And speaking of community, I gots to give a shout out to the Generic Theater for their production of Silence! The Musical in October/November of last year. I’ll admit, I was skeptical. “Oh the Generic,” I said. “Every year they pick a tongue-in-cheek musical adaptation of a cult film and hope it’ll do as well as Evil Dead did all those years ago.” Well, it seems I was wrong to be cynical about that, because not only did Silence! set new box office records for the Generic, but under the direction of Shon Stacy, it also turned out to be one hell of an entertaining show! No small measure of credit for this is also due the show’s leads, Darden Dickerson, who lisped her way into our heartsh as Clarice Starling and AltDaily’s own Garney Johnson in his hilariously studied rendition of Hannibal “The Cannibal” Lector.

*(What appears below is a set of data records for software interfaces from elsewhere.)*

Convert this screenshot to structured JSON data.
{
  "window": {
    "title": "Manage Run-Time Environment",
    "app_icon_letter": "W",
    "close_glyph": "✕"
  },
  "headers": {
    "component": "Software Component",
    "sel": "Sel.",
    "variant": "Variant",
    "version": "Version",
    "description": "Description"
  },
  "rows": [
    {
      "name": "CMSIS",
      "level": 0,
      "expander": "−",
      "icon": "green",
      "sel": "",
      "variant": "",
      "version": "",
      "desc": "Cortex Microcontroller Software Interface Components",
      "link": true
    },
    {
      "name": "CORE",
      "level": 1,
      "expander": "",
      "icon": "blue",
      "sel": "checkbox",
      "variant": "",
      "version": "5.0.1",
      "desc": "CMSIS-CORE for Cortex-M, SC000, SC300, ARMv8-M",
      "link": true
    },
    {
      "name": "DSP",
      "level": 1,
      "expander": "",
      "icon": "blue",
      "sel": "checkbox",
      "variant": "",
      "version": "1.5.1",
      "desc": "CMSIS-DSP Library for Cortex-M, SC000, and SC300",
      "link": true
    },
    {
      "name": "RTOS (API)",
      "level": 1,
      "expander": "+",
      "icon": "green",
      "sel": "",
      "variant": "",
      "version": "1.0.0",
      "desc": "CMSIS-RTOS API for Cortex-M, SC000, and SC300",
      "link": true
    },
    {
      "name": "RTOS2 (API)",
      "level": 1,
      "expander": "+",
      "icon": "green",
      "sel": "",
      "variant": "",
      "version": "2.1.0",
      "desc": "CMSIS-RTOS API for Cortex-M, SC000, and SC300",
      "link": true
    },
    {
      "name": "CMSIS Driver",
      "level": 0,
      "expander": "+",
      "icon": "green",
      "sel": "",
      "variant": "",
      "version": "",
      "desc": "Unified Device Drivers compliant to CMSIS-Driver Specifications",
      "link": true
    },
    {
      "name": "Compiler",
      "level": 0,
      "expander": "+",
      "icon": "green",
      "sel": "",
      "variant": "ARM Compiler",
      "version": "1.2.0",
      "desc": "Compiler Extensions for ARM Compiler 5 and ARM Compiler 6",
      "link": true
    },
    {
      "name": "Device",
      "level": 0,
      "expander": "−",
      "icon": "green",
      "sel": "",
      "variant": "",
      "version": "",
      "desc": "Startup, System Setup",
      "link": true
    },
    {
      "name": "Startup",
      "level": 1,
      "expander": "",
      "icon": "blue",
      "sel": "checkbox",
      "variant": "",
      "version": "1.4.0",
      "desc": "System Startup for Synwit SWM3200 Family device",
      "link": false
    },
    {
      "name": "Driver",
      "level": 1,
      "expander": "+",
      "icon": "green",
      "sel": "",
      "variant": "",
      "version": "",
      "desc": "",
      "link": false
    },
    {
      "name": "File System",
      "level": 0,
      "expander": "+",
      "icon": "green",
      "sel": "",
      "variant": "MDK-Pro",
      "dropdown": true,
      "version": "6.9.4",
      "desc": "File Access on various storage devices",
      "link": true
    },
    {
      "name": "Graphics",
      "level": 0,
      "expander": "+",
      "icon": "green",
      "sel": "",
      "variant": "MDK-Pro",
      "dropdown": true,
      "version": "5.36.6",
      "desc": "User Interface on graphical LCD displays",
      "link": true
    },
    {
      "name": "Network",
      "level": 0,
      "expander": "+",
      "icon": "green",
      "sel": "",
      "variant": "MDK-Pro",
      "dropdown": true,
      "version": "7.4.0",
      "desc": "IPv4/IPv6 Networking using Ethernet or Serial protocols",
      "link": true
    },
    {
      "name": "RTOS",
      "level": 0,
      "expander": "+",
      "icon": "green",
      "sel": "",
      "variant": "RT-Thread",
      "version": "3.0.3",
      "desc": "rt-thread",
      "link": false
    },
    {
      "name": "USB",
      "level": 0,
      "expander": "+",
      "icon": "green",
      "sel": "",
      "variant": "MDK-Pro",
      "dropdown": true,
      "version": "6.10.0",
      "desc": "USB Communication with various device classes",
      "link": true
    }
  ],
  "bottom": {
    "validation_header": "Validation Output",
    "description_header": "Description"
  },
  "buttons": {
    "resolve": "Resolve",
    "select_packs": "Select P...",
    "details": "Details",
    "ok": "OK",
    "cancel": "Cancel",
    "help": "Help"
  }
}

Congratulations are also due the Williamsburg Players for their production of Gore Vidal’s The Best Man. As directed by Neil Hollands, it was a tightly paced and expertly rendered piece of cerebral straight theatre dealing with a very timely subject in an inspiring way just when we needed it.
You know who else was great last year? Children’s Theatre of Hampton Roads. This tight troupe of improv-trained actors and writers who create and produce their own original engaging shows for kids celebrated their tenth anniversary in 2016, and I hope they’ve got at least twenty more to give us. Take your kids. Expose them to the art form early and in a way that will engage and delight them.
And speaking of great theatre with (but not exclusively for) kids, I hope you guys all read my article about the D Family Theatre. This company, founded just last year, takes an innovative and wholly constructive approach to involving children in the process of creating live art. Got a kid who isn’t all that jazzed about karate or soccer? (12 year-old me hated them both.) He or she might be interested in this!
And that ultimately is what was best about theatre in Hampton Roads in 2016, imo: Outreach, engagement, and development. Reaching out and involving our community in this wonderful art form. Eight of the ten organizations mentioned in this article are community-based groups, in which anyone can participate, no matter their level of skill or experience. Two of them are actively engaged in laying the groundwork for the next generation of theatrical talent in HR. It is due to the existence of these organizations and many more like them that we’re looking forward to another great year of theatre in the 757!
ED NOTE: Regarding Katelyn Jackson’s praise for VA Stage Co’s production of The Tempest, my roommate (who has at one point or another worked for all of these companies) pointed out to me that The Tempest was a co-pro between VSC, VA Symphony, and Virginia Arts Festival. Gotta give credit where credit is due!